Exact copy, no pictures: reproduce every record below as it stands.

Material supplied:
--*--
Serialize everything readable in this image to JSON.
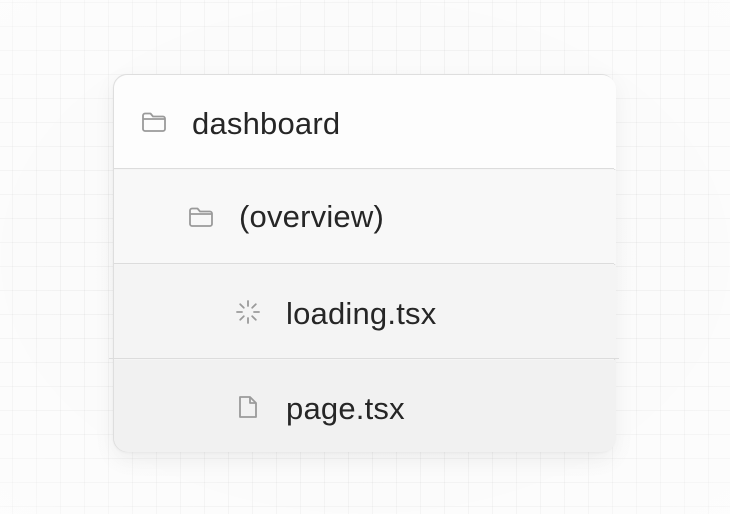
{
  "tree": {
    "items": [
      {
        "label": "dashboard",
        "icon": "folder-icon",
        "depth": 0
      },
      {
        "label": "(overview)",
        "icon": "folder-icon",
        "depth": 1
      },
      {
        "label": "loading.tsx",
        "icon": "spinner-icon",
        "depth": 2
      },
      {
        "label": "page.tsx",
        "icon": "file-icon",
        "depth": 2
      }
    ]
  },
  "colors": {
    "text": "#262626",
    "icon": "#9a9a9a",
    "border": "#dcdcdc",
    "background": "#fafafa"
  }
}
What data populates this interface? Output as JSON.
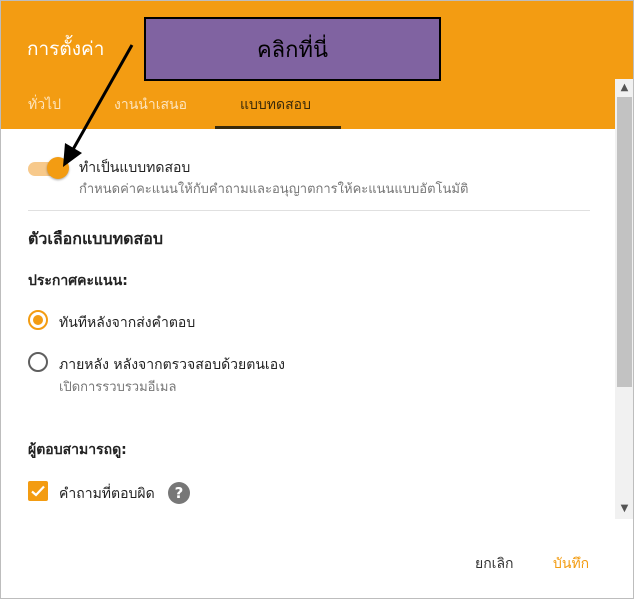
{
  "dialog": {
    "title": "การตั้งค่า",
    "tabs": [
      {
        "label": "ทั่วไป"
      },
      {
        "label": "งานนำเสนอ"
      },
      {
        "label": "แบบทดสอบ"
      }
    ]
  },
  "annotation": {
    "callout_text": "คลิกที่นี่"
  },
  "quiz_toggle": {
    "label": "ทำเป็นแบบทดสอบ",
    "description": "กำหนดค่าคะแนนให้กับคำถามและอนุญาตการให้คะแนนแบบอัตโนมัติ",
    "enabled": true
  },
  "quiz_options": {
    "title": "ตัวเลือกแบบทดสอบ",
    "release_grade": {
      "label": "ประกาศคะแนน:",
      "options": [
        {
          "label": "ทันทีหลังจากส่งคำตอบ",
          "selected": true
        },
        {
          "label": "ภายหลัง หลังจากตรวจสอบด้วยตนเอง",
          "sublabel": "เปิดการรวบรวมอีเมล",
          "selected": false
        }
      ]
    },
    "respondent_can_see": {
      "label": "ผู้ตอบสามารถดู:",
      "items": [
        {
          "label": "คำถามที่ตอบผิด",
          "checked": true
        }
      ]
    }
  },
  "footer": {
    "cancel_label": "ยกเลิก",
    "save_label": "บันทึก"
  },
  "icons": {
    "help": "help-circle-icon",
    "check": "check-icon",
    "scroll_up": "chevron-up-icon",
    "scroll_down": "chevron-down-icon"
  },
  "colors": {
    "accent": "#f39c12",
    "callout_bg": "#8063a1"
  }
}
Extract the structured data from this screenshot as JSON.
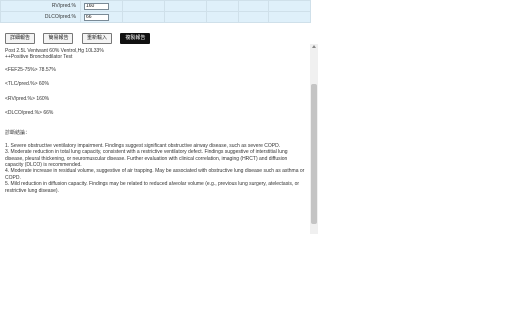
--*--
Output below:
Serialize everything readable in this image to JSON.
{
  "tree": {
    "items": [
      {
        "label": "dashboard",
        "icon": "folder-icon",
        "depth": 0
      },
      {
        "label": "(overview)",
        "icon": "folder-icon",
        "depth": 1
      },
      {
        "label": "loading.tsx",
        "icon": "spinner-icon",
        "depth": 2
      },
      {
        "label": "page.tsx",
        "icon": "file-icon",
        "depth": 2
      }
    ]
  },
  "colors": {
    "text": "#262626",
    "icon": "#9a9a9a",
    "border": "#dcdcdc",
    "background": "#fafafa"
  }
}
What data populates this interface? Output as JSON.
{
  "dialog": {
    "title": "การตั้งค่า",
    "tabs": [
      {
        "label": "ทั่วไป"
      },
      {
        "label": "งานนำเสนอ"
      },
      {
        "label": "แบบทดสอบ"
      }
    ]
  },
  "annotation": {
    "callout_text": "คลิกที่นี่"
  },
  "quiz_toggle": {
    "label": "ทำเป็นแบบทดสอบ",
    "description": "กำหนดค่าคะแนนให้กับคำถามและอนุญาตการให้คะแนนแบบอัตโนมัติ",
    "enabled": true
  },
  "quiz_options": {
    "title": "ตัวเลือกแบบทดสอบ",
    "release_grade": {
      "label": "ประกาศคะแนน:",
      "options": [
        {
          "label": "ทันทีหลังจากส่งคำตอบ",
          "selected": true
        },
        {
          "label": "ภายหลัง หลังจากตรวจสอบด้วยตนเอง",
          "sublabel": "เปิดการรวบรวมอีเมล",
          "selected": false
        }
      ]
    },
    "respondent_can_see": {
      "label": "ผู้ตอบสามารถดู:",
      "items": [
        {
          "label": "คำถามที่ตอบผิด",
          "checked": true
        }
      ]
    }
  },
  "footer": {
    "cancel_label": "ยกเลิก",
    "save_label": "บันทึก"
  },
  "icons": {
    "help": "help-circle-icon",
    "check": "check-icon",
    "scroll_up": "chevron-up-icon",
    "scroll_down": "chevron-down-icon"
  },
  "colors": {
    "accent": "#f39c12",
    "callout_bg": "#8063a1"
  }
}
Extract the structured data from this screenshot as JSON.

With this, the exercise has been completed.